[Records Boundary: Start]

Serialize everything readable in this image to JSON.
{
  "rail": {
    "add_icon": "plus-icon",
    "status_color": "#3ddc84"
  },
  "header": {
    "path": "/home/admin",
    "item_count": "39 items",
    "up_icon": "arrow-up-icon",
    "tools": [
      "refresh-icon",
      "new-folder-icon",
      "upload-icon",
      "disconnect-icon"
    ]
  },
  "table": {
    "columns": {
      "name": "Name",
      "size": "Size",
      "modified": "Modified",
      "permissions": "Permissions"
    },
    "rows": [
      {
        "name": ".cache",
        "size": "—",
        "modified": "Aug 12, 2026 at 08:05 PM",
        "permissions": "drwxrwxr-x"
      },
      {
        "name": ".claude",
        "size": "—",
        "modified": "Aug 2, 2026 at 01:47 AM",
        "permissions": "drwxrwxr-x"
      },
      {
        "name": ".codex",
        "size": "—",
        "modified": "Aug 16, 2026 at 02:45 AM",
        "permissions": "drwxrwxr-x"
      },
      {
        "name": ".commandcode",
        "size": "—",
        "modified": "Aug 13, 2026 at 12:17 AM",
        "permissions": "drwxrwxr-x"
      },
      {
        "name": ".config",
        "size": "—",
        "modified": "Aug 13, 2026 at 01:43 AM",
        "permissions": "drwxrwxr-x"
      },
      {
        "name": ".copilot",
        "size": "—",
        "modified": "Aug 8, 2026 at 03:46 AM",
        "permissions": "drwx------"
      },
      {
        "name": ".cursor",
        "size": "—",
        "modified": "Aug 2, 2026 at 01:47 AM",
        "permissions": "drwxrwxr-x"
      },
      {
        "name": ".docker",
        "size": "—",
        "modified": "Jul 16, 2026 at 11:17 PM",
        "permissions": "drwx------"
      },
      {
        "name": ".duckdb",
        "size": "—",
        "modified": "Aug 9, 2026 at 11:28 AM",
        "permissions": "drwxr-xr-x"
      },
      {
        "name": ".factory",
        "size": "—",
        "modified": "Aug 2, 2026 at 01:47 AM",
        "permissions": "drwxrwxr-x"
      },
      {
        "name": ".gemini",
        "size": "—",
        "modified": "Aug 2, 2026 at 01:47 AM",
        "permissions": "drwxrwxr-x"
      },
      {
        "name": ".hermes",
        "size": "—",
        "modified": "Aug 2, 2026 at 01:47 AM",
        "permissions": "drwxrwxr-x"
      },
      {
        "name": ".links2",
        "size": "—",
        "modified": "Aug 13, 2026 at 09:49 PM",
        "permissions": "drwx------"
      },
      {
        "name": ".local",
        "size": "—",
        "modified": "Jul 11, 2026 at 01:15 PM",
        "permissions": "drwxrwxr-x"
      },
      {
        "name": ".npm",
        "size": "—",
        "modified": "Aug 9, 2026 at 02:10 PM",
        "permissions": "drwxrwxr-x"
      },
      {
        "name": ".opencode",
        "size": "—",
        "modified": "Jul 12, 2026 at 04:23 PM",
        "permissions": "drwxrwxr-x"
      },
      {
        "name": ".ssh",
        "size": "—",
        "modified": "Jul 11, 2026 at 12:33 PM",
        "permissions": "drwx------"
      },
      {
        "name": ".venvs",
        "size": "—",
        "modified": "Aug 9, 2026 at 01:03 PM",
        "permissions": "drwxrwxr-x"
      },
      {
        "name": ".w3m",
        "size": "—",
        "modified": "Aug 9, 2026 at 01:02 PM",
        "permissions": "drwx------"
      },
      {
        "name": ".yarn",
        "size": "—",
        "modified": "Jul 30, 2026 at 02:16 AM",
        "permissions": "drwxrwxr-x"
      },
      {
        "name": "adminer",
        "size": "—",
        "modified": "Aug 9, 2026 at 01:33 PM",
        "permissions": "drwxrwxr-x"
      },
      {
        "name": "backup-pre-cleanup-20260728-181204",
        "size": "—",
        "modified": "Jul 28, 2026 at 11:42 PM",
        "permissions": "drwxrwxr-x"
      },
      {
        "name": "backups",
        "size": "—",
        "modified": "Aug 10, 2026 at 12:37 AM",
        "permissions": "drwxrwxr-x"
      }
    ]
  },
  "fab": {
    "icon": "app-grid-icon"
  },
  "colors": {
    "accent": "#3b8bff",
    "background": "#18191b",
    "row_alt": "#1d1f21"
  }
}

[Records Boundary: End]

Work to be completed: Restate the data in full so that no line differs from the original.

Your solution:
Serialize everything readable in this image to JSON.
{
  "rail": {
    "add_icon": "plus-icon",
    "status_color": "#3ddc84"
  },
  "header": {
    "path": "/home/admin",
    "item_count": "39 items",
    "up_icon": "arrow-up-icon",
    "tools": [
      "refresh-icon",
      "new-folder-icon",
      "upload-icon",
      "disconnect-icon"
    ]
  },
  "table": {
    "columns": {
      "name": "Name",
      "size": "Size",
      "modified": "Modified",
      "permissions": "Permissions"
    },
    "rows": [
      {
        "name": ".cache",
        "size": "—",
        "modified": "Aug 12, 2026 at 08:05 PM",
        "permissions": "drwxrwxr-x"
      },
      {
        "name": ".claude",
        "size": "—",
        "modified": "Aug 2, 2026 at 01:47 AM",
        "permissions": "drwxrwxr-x"
      },
      {
        "name": ".codex",
        "size": "—",
        "modified": "Aug 16, 2026 at 02:45 AM",
        "permissions": "drwxrwxr-x"
      },
      {
        "name": ".commandcode",
        "size": "—",
        "modified": "Aug 13, 2026 at 12:17 AM",
        "permissions": "drwxrwxr-x"
      },
      {
        "name": ".config",
        "size": "—",
        "modified": "Aug 13, 2026 at 01:43 AM",
        "permissions": "drwxrwxr-x"
      },
      {
        "name": ".copilot",
        "size": "—",
        "modified": "Aug 8, 2026 at 03:46 AM",
        "permissions": "drwx------"
      },
      {
        "name": ".cursor",
        "size": "—",
        "modified": "Aug 2, 2026 at 01:47 AM",
        "permissions": "drwxrwxr-x"
      },
      {
        "name": ".docker",
        "size": "—",
        "modified": "Jul 16, 2026 at 11:17 PM",
        "permissions": "drwx------"
      },
      {
        "name": ".duckdb",
        "size": "—",
        "modified": "Aug 9, 2026 at 11:28 AM",
        "permissions": "drwxr-xr-x"
      },
      {
        "name": ".factory",
        "size": "—",
        "modified": "Aug 2, 2026 at 01:47 AM",
        "permissions": "drwxrwxr-x"
      },
      {
        "name": ".gemini",
        "size": "—",
        "modified": "Aug 2, 2026 at 01:47 AM",
        "permissions": "drwxrwxr-x"
      },
      {
        "name": ".hermes",
        "size": "—",
        "modified": "Aug 2, 2026 at 01:47 AM",
        "permissions": "drwxrwxr-x"
      },
      {
        "name": ".links2",
        "size": "—",
        "modified": "Aug 13, 2026 at 09:49 PM",
        "permissions": "drwx------"
      },
      {
        "name": ".local",
        "size": "—",
        "modified": "Jul 11, 2026 at 01:15 PM",
        "permissions": "drwxrwxr-x"
      },
      {
        "name": ".npm",
        "size": "—",
        "modified": "Aug 9, 2026 at 02:10 PM",
        "permissions": "drwxrwxr-x"
      },
      {
        "name": ".opencode",
        "size": "—",
        "modified": "Jul 12, 2026 at 04:23 PM",
        "permissions": "drwxrwxr-x"
      },
      {
        "name": ".ssh",
        "size": "—",
        "modified": "Jul 11, 2026 at 12:33 PM",
        "permissions": "drwx------"
      },
      {
        "name": ".venvs",
        "size": "—",
        "modified": "Aug 9, 2026 at 01:03 PM",
        "permissions": "drwxrwxr-x"
      },
      {
        "name": ".w3m",
        "size": "—",
        "modified": "Aug 9, 2026 at 01:02 PM",
        "permissions": "drwx------"
      },
      {
        "name": ".yarn",
        "size": "—",
        "modified": "Jul 30, 2026 at 02:16 AM",
        "permissions": "drwxrwxr-x"
      },
      {
        "name": "adminer",
        "size": "—",
        "modified": "Aug 9, 2026 at 01:33 PM",
        "permissions": "drwxrwxr-x"
      },
      {
        "name": "backup-pre-cleanup-20260728-181204",
        "size": "—",
        "modified": "Jul 28, 2026 at 11:42 PM",
        "permissions": "drwxrwxr-x"
      },
      {
        "name": "backups",
        "size": "—",
        "modified": "Aug 10, 2026 at 12:37 AM",
        "permissions": "drwxrwxr-x"
      }
    ]
  },
  "fab": {
    "icon": "app-grid-icon"
  },
  "colors": {
    "accent": "#3b8bff",
    "background": "#18191b",
    "row_alt": "#1d1f21"
  }
}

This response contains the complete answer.